_Task requirements_
Below are the records. List every line holding the word "String".

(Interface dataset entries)
***
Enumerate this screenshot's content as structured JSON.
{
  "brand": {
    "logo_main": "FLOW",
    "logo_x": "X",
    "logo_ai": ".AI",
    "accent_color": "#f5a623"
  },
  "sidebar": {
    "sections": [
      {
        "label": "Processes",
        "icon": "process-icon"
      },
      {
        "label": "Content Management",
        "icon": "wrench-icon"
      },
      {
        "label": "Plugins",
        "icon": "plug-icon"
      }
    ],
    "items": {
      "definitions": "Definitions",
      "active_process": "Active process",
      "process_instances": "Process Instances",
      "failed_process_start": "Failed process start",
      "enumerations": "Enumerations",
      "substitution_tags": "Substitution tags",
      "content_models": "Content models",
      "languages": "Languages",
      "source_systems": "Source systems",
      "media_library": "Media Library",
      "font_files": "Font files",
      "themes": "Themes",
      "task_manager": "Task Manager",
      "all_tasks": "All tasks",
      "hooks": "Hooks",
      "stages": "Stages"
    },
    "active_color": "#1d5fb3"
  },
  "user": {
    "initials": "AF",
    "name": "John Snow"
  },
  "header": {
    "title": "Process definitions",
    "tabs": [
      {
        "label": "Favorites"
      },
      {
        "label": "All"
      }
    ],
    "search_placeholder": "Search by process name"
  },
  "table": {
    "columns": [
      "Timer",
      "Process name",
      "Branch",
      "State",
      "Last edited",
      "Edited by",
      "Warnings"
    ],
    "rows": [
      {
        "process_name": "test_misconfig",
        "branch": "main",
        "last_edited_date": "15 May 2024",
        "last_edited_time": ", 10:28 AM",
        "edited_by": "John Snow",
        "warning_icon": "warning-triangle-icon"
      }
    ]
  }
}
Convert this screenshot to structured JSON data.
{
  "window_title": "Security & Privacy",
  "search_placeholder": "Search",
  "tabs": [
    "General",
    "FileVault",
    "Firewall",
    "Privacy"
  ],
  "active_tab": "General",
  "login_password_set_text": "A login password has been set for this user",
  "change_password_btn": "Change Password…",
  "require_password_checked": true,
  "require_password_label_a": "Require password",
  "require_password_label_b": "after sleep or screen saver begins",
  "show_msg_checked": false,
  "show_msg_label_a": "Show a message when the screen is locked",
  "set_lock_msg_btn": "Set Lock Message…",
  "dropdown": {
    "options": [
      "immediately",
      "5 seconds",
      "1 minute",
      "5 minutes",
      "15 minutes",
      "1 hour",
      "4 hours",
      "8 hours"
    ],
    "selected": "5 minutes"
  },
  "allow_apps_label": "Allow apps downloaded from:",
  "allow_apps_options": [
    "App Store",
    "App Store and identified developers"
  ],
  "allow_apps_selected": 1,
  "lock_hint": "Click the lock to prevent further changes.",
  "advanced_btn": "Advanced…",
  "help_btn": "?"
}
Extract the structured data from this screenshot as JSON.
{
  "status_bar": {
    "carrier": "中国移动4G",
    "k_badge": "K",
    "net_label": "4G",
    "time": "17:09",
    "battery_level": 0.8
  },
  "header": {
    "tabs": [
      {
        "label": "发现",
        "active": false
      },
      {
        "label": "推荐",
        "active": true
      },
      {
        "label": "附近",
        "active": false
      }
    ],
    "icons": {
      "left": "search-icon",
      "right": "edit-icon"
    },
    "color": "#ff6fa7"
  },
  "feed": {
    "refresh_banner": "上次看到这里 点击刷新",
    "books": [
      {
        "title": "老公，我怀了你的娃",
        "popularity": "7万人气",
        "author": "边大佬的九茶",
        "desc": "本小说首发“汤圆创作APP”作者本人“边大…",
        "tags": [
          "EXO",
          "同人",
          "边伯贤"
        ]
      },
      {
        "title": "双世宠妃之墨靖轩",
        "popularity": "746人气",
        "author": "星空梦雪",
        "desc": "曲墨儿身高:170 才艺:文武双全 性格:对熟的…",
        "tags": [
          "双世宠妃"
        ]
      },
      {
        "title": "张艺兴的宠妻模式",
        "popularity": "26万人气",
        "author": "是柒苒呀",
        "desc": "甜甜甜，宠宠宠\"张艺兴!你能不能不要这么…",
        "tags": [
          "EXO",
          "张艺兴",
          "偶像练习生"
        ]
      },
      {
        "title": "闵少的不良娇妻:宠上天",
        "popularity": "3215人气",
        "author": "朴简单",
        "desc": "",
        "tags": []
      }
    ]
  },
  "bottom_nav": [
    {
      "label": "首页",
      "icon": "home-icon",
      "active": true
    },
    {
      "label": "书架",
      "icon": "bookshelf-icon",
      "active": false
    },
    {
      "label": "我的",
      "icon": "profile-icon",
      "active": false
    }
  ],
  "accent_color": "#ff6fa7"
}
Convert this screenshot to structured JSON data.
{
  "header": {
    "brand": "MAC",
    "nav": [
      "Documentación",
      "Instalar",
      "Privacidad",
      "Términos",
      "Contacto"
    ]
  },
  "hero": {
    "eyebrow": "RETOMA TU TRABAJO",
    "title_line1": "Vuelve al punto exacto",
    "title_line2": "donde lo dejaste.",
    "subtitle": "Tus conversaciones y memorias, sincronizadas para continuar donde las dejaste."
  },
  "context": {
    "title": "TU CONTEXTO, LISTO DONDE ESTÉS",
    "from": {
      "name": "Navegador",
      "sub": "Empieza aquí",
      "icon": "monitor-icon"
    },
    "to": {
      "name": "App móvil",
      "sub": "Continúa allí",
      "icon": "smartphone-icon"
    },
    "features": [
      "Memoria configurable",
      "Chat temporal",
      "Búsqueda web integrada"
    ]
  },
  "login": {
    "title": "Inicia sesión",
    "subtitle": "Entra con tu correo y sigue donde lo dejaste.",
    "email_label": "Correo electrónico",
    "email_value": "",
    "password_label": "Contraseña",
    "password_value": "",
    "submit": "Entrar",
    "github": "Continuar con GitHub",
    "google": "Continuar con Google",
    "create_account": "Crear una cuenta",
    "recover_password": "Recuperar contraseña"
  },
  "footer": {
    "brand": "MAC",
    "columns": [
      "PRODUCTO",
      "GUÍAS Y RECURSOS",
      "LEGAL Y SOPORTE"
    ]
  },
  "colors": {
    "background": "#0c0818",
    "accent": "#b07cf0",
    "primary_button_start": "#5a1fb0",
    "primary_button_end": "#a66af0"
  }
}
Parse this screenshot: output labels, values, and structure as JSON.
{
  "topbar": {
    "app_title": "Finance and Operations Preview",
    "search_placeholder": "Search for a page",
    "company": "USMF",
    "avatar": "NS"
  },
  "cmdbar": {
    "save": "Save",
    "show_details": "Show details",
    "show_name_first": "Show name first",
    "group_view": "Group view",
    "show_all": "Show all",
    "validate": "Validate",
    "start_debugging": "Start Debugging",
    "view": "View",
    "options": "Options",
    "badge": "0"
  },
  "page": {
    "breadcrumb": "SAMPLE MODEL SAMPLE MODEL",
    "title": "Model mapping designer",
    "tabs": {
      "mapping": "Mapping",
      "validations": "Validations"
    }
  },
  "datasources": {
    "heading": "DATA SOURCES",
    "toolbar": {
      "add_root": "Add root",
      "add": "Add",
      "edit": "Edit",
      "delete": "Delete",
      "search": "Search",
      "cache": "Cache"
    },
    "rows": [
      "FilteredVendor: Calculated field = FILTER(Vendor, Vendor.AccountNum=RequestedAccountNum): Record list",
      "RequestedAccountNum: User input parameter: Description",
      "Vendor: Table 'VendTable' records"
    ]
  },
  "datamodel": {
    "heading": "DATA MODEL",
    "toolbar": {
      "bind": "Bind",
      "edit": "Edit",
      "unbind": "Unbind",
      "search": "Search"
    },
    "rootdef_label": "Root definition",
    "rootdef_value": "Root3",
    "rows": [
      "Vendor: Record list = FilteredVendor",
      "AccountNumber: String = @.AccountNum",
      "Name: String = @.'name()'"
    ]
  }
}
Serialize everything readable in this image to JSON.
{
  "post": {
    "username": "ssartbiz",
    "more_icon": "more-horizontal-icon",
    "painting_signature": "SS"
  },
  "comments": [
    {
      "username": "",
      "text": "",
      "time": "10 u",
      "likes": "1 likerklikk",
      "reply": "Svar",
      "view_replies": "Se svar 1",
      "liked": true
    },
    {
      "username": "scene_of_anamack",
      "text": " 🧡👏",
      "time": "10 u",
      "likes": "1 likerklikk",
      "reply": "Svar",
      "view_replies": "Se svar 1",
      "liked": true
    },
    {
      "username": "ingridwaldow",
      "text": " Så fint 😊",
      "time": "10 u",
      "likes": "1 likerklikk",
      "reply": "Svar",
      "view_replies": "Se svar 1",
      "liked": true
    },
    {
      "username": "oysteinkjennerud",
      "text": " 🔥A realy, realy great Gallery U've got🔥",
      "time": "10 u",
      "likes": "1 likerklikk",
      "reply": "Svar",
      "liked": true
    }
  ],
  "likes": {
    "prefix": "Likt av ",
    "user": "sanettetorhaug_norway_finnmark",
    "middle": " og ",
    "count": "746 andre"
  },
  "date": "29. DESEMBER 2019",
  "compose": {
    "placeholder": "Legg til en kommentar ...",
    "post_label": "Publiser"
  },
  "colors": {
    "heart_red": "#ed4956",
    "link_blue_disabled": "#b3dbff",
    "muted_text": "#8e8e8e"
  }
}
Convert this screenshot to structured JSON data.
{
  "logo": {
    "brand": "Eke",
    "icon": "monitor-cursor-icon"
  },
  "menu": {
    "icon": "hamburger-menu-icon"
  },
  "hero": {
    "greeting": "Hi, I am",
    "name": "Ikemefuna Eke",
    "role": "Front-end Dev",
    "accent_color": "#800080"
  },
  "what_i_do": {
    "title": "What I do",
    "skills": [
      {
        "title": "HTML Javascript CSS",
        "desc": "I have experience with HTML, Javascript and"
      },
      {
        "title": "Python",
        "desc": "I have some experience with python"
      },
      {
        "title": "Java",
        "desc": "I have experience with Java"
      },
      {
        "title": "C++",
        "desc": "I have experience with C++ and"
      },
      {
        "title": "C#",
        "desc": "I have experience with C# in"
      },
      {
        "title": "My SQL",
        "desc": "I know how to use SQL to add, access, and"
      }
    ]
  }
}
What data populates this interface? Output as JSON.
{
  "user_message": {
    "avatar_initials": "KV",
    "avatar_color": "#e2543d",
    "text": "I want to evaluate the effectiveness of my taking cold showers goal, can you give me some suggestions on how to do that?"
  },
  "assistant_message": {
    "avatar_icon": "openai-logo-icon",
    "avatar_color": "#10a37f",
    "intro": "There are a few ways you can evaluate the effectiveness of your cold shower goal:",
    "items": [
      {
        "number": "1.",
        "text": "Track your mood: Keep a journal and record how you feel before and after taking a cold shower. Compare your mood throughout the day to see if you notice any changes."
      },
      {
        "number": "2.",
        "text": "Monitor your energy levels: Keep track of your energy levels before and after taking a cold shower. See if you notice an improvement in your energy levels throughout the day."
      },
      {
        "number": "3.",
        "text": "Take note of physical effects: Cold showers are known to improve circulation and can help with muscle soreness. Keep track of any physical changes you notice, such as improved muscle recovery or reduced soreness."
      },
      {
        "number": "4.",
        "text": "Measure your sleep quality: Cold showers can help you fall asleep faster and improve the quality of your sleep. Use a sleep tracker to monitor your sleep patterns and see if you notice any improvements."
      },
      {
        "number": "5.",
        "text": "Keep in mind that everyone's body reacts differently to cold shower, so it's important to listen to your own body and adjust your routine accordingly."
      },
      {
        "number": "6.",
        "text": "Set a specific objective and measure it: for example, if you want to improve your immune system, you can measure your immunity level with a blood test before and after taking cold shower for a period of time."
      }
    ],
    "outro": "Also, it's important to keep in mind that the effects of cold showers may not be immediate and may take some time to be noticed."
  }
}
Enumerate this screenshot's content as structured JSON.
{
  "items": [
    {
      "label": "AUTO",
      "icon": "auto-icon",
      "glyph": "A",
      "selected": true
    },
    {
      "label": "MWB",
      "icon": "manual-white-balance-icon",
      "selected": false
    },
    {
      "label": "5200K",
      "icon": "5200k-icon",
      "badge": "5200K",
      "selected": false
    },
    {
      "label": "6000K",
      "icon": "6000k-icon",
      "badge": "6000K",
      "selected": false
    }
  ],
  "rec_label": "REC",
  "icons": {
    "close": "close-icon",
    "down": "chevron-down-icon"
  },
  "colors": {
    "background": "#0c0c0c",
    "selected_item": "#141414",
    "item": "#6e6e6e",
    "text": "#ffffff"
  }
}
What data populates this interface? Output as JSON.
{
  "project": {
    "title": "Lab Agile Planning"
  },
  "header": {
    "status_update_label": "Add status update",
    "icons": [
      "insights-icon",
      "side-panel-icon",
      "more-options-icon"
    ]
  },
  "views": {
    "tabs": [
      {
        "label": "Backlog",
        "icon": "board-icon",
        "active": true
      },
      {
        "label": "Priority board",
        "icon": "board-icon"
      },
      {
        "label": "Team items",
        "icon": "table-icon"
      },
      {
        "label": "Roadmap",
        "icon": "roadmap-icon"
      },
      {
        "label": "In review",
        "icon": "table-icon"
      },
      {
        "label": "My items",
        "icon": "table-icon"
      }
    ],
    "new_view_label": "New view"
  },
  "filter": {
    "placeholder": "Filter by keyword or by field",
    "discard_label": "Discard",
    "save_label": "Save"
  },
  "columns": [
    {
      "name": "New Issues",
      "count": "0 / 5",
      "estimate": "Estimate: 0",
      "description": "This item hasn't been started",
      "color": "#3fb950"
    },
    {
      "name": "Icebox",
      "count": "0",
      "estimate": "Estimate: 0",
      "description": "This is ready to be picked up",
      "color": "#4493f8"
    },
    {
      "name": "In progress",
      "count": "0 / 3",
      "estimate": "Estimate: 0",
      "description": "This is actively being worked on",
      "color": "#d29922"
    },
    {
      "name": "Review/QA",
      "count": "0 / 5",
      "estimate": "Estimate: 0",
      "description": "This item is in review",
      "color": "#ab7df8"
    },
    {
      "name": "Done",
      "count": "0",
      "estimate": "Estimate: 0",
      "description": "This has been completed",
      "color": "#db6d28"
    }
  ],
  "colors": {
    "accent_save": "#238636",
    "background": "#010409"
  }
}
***
_Problem solution_
      "AccountNumber: String = @.AccountNum",
      "Name: String = @.'name()'"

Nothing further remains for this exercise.